═════ Listed entries

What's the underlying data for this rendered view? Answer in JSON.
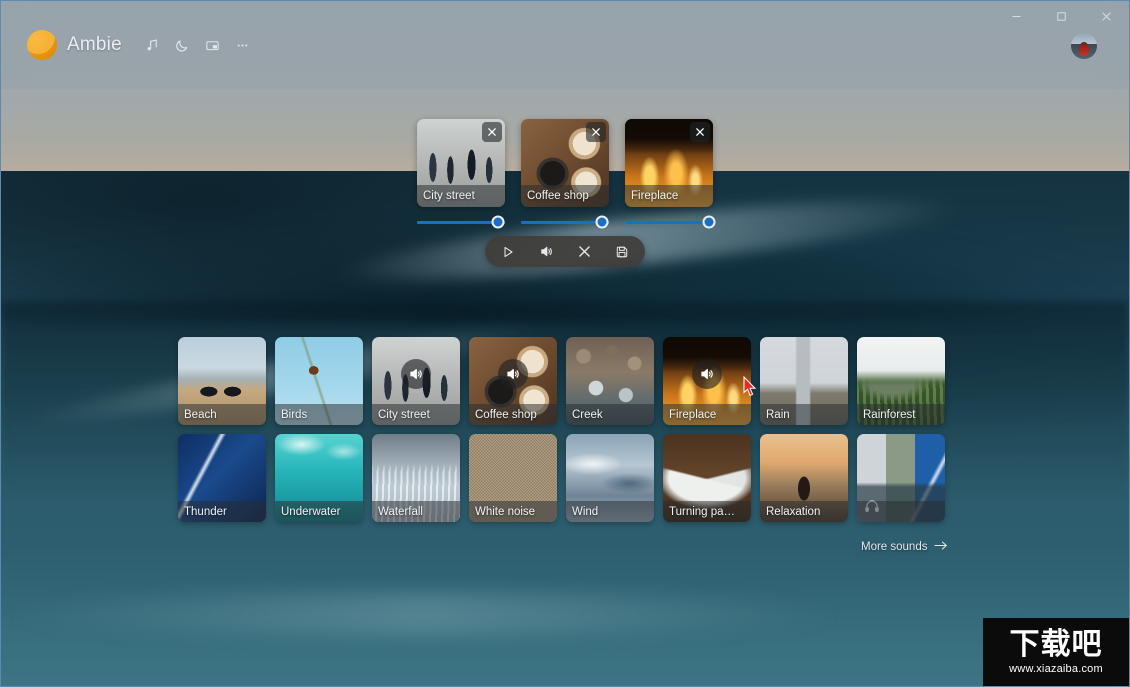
{
  "app": {
    "name": "Ambie",
    "logo_icon": "ambie-sun-logo"
  },
  "titlebar": {
    "icons": [
      {
        "name": "music-note-icon",
        "label": "Music"
      },
      {
        "name": "moon-icon",
        "label": "Sleep timer"
      },
      {
        "name": "compact-mode-icon",
        "label": "Compact mode"
      },
      {
        "name": "more-icon",
        "label": "More"
      }
    ],
    "window_controls": [
      {
        "name": "minimize-button",
        "glyph": "–"
      },
      {
        "name": "maximize-button",
        "glyph": "□"
      },
      {
        "name": "close-button",
        "glyph": "✕"
      }
    ],
    "avatar_label": "User account"
  },
  "active_sounds": [
    {
      "name": "City street",
      "art": "t-city",
      "volume": 92,
      "remove_label": "✕"
    },
    {
      "name": "Coffee shop",
      "art": "t-coffee",
      "volume": 92,
      "remove_label": "✕"
    },
    {
      "name": "Fireplace",
      "art": "t-fire",
      "volume": 95,
      "remove_label": "✕"
    }
  ],
  "playback": {
    "buttons": [
      {
        "name": "play-button",
        "icon": "play-icon"
      },
      {
        "name": "volume-button",
        "icon": "speaker-icon"
      },
      {
        "name": "clear-all-button",
        "icon": "close-icon"
      },
      {
        "name": "save-mix-button",
        "icon": "save-icon"
      }
    ]
  },
  "sound_grid": {
    "rows": [
      [
        {
          "name": "Beach",
          "art": "t-beach",
          "playing": false
        },
        {
          "name": "Birds",
          "art": "t-birds",
          "playing": false
        },
        {
          "name": "City street",
          "art": "t-city",
          "playing": true
        },
        {
          "name": "Coffee shop",
          "art": "t-coffee",
          "playing": true
        },
        {
          "name": "Creek",
          "art": "t-creek",
          "playing": false
        },
        {
          "name": "Fireplace",
          "art": "t-fire",
          "playing": true
        },
        {
          "name": "Rain",
          "art": "t-rain",
          "playing": false
        },
        {
          "name": "Rainforest",
          "art": "t-rainforest",
          "playing": false
        }
      ],
      [
        {
          "name": "Thunder",
          "art": "t-thunder",
          "playing": false
        },
        {
          "name": "Underwater",
          "art": "t-underwater",
          "playing": false
        },
        {
          "name": "Waterfall",
          "art": "t-waterfall",
          "playing": false
        },
        {
          "name": "White noise",
          "art": "t-white",
          "playing": false
        },
        {
          "name": "Wind",
          "art": "t-wind",
          "playing": false
        },
        {
          "name": "Turning pa…",
          "art": "t-book",
          "playing": false
        },
        {
          "name": "Relaxation",
          "art": "t-relax",
          "playing": false
        },
        {
          "name": "",
          "art": "t-mix",
          "playing": false,
          "headphones": true
        }
      ]
    ]
  },
  "more_sounds": {
    "label": "More sounds",
    "arrow": "→"
  },
  "watermark": {
    "cn": "下载吧",
    "url": "www.xiazaiba.com"
  },
  "colors": {
    "accent": "#1b6ec2",
    "logo_orange": "#e8920b",
    "titlebar": "rgba(150,160,168,.55)",
    "playbar": "rgba(62,60,56,.9)"
  }
}
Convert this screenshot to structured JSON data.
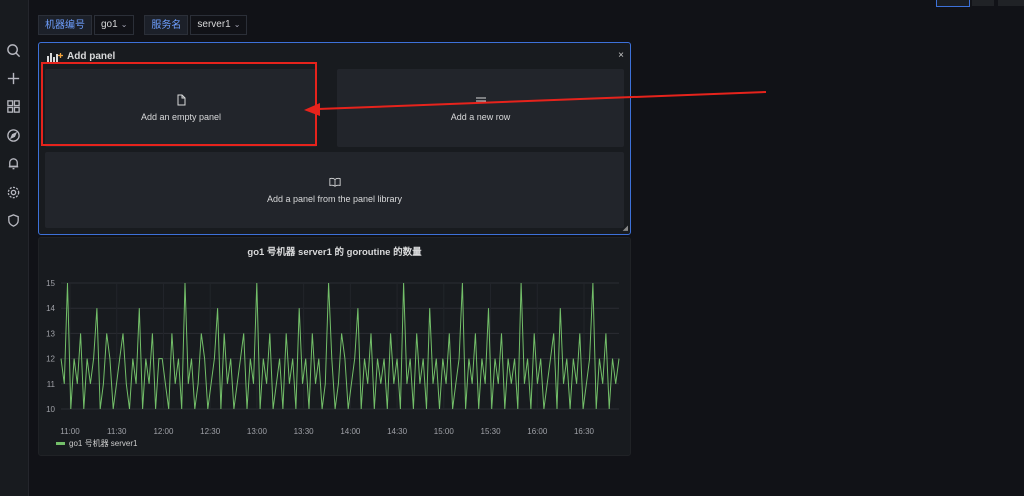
{
  "sidebar": {
    "icons": [
      "search-icon",
      "plus-icon",
      "dashboards-icon",
      "explore-icon",
      "alert-bell-icon",
      "gear-icon",
      "shield-icon"
    ]
  },
  "variables": [
    {
      "label": "机器编号",
      "value": "go1"
    },
    {
      "label": "服务名",
      "value": "server1"
    }
  ],
  "add_panel": {
    "title": "Add panel",
    "close": "×",
    "options": {
      "empty": "Add an empty panel",
      "row": "Add a new row",
      "library": "Add a panel from the panel library"
    }
  },
  "colors": {
    "accent": "#3d71d9",
    "highlight": "#e6231c",
    "series": "#73bf69"
  },
  "graph_panel": {
    "title": "go1 号机器 server1 的 goroutine 的数量",
    "legend": "go1 号机器 server1"
  },
  "chart_data": {
    "type": "line",
    "title": "go1 号机器 server1 的 goroutine 的数量",
    "x_ticks": [
      "11:00",
      "11:30",
      "12:00",
      "12:30",
      "13:00",
      "13:30",
      "14:00",
      "14:30",
      "15:00",
      "15:30",
      "16:00",
      "16:30"
    ],
    "y_ticks": [
      10,
      11,
      12,
      13,
      14,
      15
    ],
    "ylim": [
      10,
      15
    ],
    "grid": true,
    "legend_placement": "bottom-left",
    "series": [
      {
        "name": "go1 号机器 server1",
        "color": "#73bf69",
        "values": [
          12,
          11,
          15,
          10,
          12,
          11,
          13,
          10,
          12,
          11,
          12,
          14,
          10,
          11,
          13,
          12,
          10,
          11,
          12,
          13,
          11,
          10,
          12,
          11,
          14,
          10,
          12,
          11,
          13,
          10,
          12,
          12,
          11,
          10,
          13,
          11,
          12,
          10,
          15,
          11,
          12,
          10,
          11,
          13,
          12,
          10,
          11,
          12,
          14,
          10,
          13,
          11,
          12,
          10,
          11,
          12,
          13,
          10,
          12,
          11,
          15,
          10,
          12,
          11,
          13,
          10,
          11,
          12,
          10,
          13,
          11,
          12,
          10,
          14,
          11,
          12,
          10,
          13,
          11,
          12,
          10,
          11,
          15,
          12,
          10,
          11,
          13,
          12,
          10,
          11,
          12,
          14,
          10,
          12,
          11,
          13,
          10,
          12,
          11,
          12,
          10,
          13,
          11,
          12,
          10,
          15,
          11,
          12,
          10,
          13,
          11,
          12,
          10,
          14,
          11,
          12,
          10,
          12,
          11,
          13,
          10,
          11,
          12,
          15,
          10,
          12,
          11,
          13,
          10,
          12,
          11,
          14,
          10,
          12,
          11,
          13,
          10,
          12,
          11,
          12,
          10,
          15,
          11,
          12,
          10,
          13,
          11,
          12,
          10,
          11,
          12,
          13,
          10,
          14,
          11,
          12,
          10,
          12,
          11,
          13,
          10,
          11,
          12,
          15,
          10,
          12,
          11,
          13,
          10,
          12,
          11,
          12
        ]
      }
    ]
  }
}
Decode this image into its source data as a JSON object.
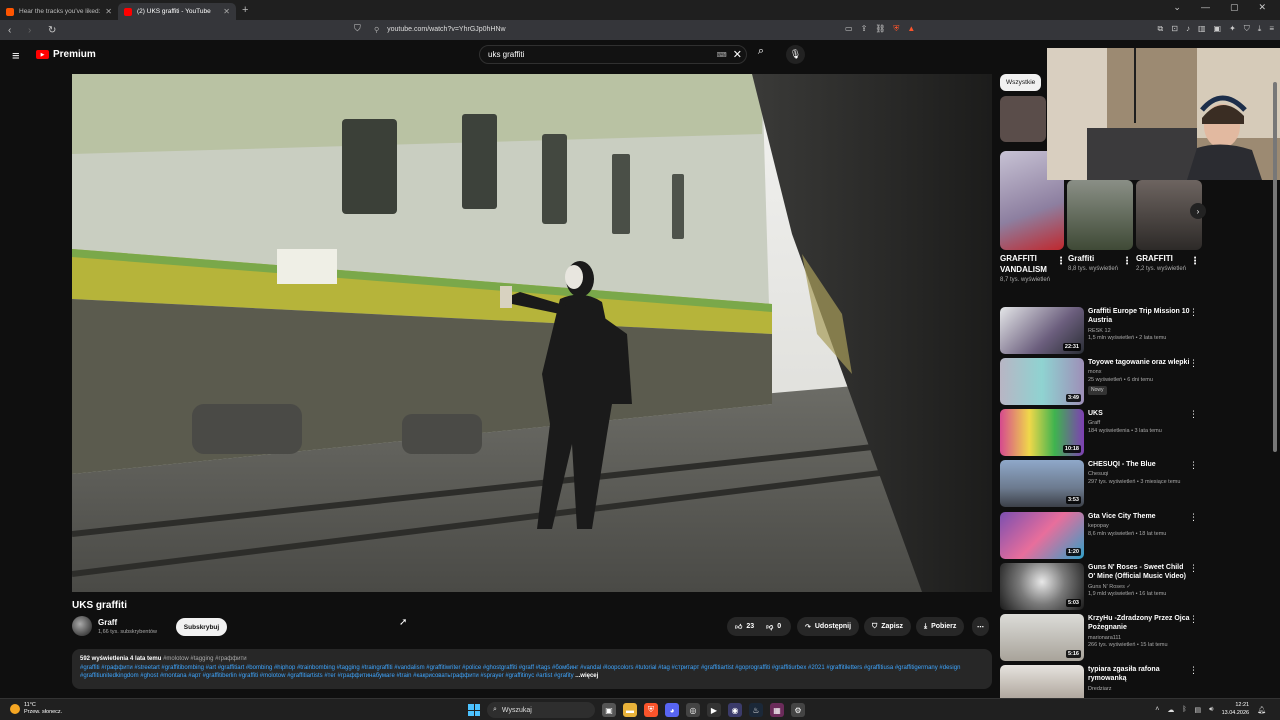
{
  "browser": {
    "tabs": [
      {
        "title": "Hear the tracks you've liked: on Sou",
        "favicon_color": "#ff5500",
        "active": false
      },
      {
        "title": "(2) UKS graffiti - YouTube",
        "favicon_color": "#ff0000",
        "active": true
      }
    ],
    "url": "youtube.com/watch?v=YhrGJp0hHNw"
  },
  "youtube": {
    "logo_text": "Premium",
    "search_query": "uks graffiti",
    "video": {
      "title": "UKS graffiti",
      "channel": "Graff",
      "subscribers": "1,66 tys. subskrybentów",
      "subscribe_label": "Subskrybuj",
      "likes": "23",
      "dislikes": "0",
      "share_label": "Udostępnij",
      "save_label": "Zapisz",
      "download_label": "Pobierz"
    },
    "description": {
      "views": "592 wyświetlenia",
      "date": "4 lata temu",
      "tags_top": "#molotow #tagging #граффити",
      "hashtags": "#graffiti #граффити #streetart #graffitibombing #art #graffitiart #bombing #hiphop #trainbombing #tagging #traingraffiti #vandalism #graffitiwriter #police #ghostgraffiti #graff #tags #бомбинг #vandal #loopcolors #tutorial #tag #стритарт #graffitiartist #goprograffiti #graffitiurbex #2021 #graffitiletters #graffitiusa #graffitigermany #design #graffitiunitedkingdom #ghost #montana #арт #graffitiberlin #graffiti #molotow #graffitiartists #тег #граффитинабумаге #train #какрисоватьграффити #sprayer #graffitinyc #artist #grafity",
      "more": "...więcej"
    },
    "chip_all": "Wszystkie",
    "shorts": [
      {
        "title": "GRAFFITI VANDALISM",
        "views": "8,7 tys. wyświetleń"
      },
      {
        "title": "Graffiti",
        "views": "8,8 tys. wyświetleń"
      },
      {
        "title": "GRAFFITI",
        "views": "2,2 tys. wyświetleń"
      }
    ],
    "recommendations": [
      {
        "title": "Graffiti Europe Trip Mission 10 Austria",
        "channel": "RESK 12",
        "meta": "1,5 mln wyświetleń • 2 lata temu",
        "duration": "22:31",
        "badge": ""
      },
      {
        "title": "Toyowe tagowanie oraz wlepki",
        "channel": "monx",
        "meta": "25 wyświetleń • 6 dni temu",
        "duration": "3:49",
        "badge": "Nowy"
      },
      {
        "title": "UKS",
        "channel": "Graff",
        "meta": "184 wyświetlenia • 3 lata temu",
        "duration": "10:18",
        "badge": ""
      },
      {
        "title": "CHESUQI - The Blue",
        "channel": "Chesuqi",
        "meta": "297 tys. wyświetleń • 3 miesiące temu",
        "duration": "3:53",
        "badge": ""
      },
      {
        "title": "Gta Vice City Theme",
        "channel": "kepopay",
        "meta": "8,6 mln wyświetleń • 18 lat temu",
        "duration": "1:20",
        "badge": ""
      },
      {
        "title": "Guns N' Roses - Sweet Child O' Mine (Official Music Video)",
        "channel": "Guns N' Roses ✓",
        "meta": "1,9 mld wyświetleń • 16 lat temu",
        "duration": "5:03",
        "badge": ""
      },
      {
        "title": "KrzyHu -Zdradzony Przez Ojca Pożegnanie",
        "channel": "marionara111",
        "meta": "266 tys. wyświetleń • 15 lat temu",
        "duration": "5:16",
        "badge": ""
      },
      {
        "title": "typiara zgasiła rafona rymowanką",
        "channel": "Dredziarz",
        "meta": "",
        "duration": "",
        "badge": ""
      }
    ]
  },
  "taskbar": {
    "temperature": "11°C",
    "weather": "Przew. słonecz.",
    "search_placeholder": "Wyszukaj",
    "time": "12:21",
    "date": "13.04.2026"
  },
  "colors": {
    "accent": "#ff0000",
    "link": "#3ea6ff",
    "background": "#0f0f0f"
  }
}
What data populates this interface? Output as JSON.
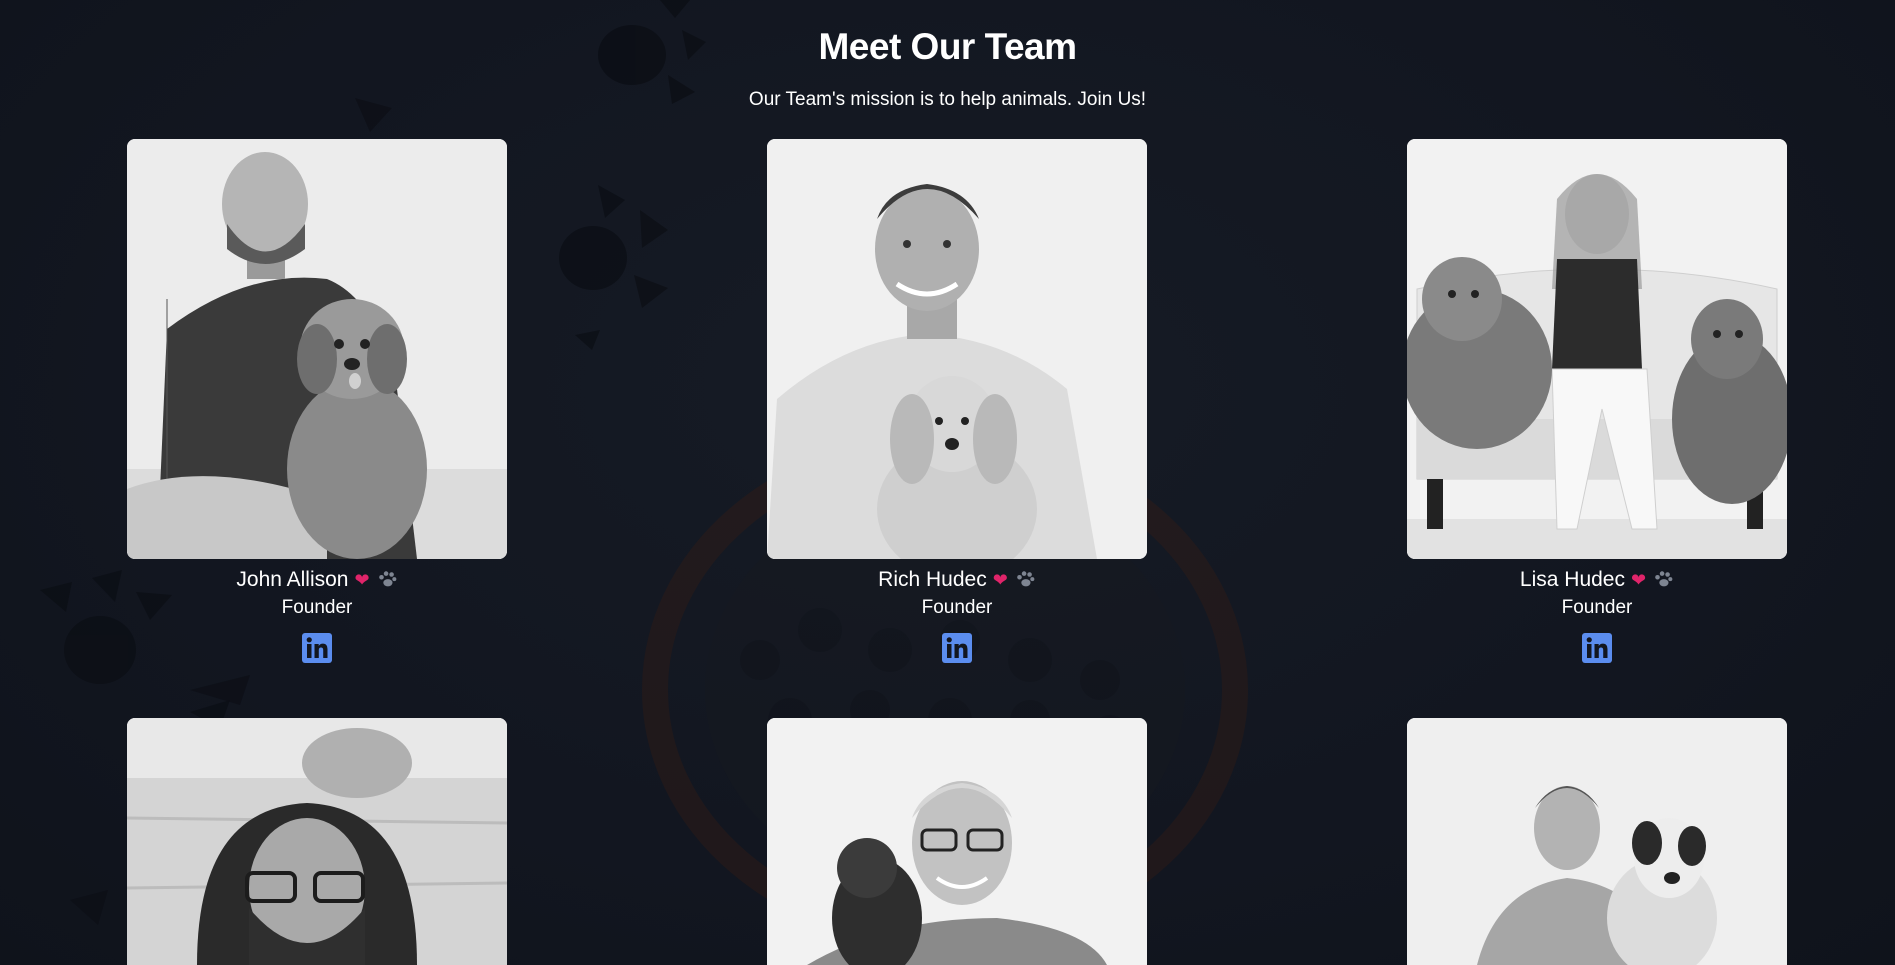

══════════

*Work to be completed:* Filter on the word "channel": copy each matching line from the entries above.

*Solution for this exercise:*
      "channel": "Graff",
        "channel": "RESK 12",
        "channel": "monx",
        "channel": "Graff",
        "channel": "Chesuqi",
        "channel": "kepopay",
        "channel": "Guns N' Roses ✓",
        "channel": "marionara111",
        "channel": "Dredziarz",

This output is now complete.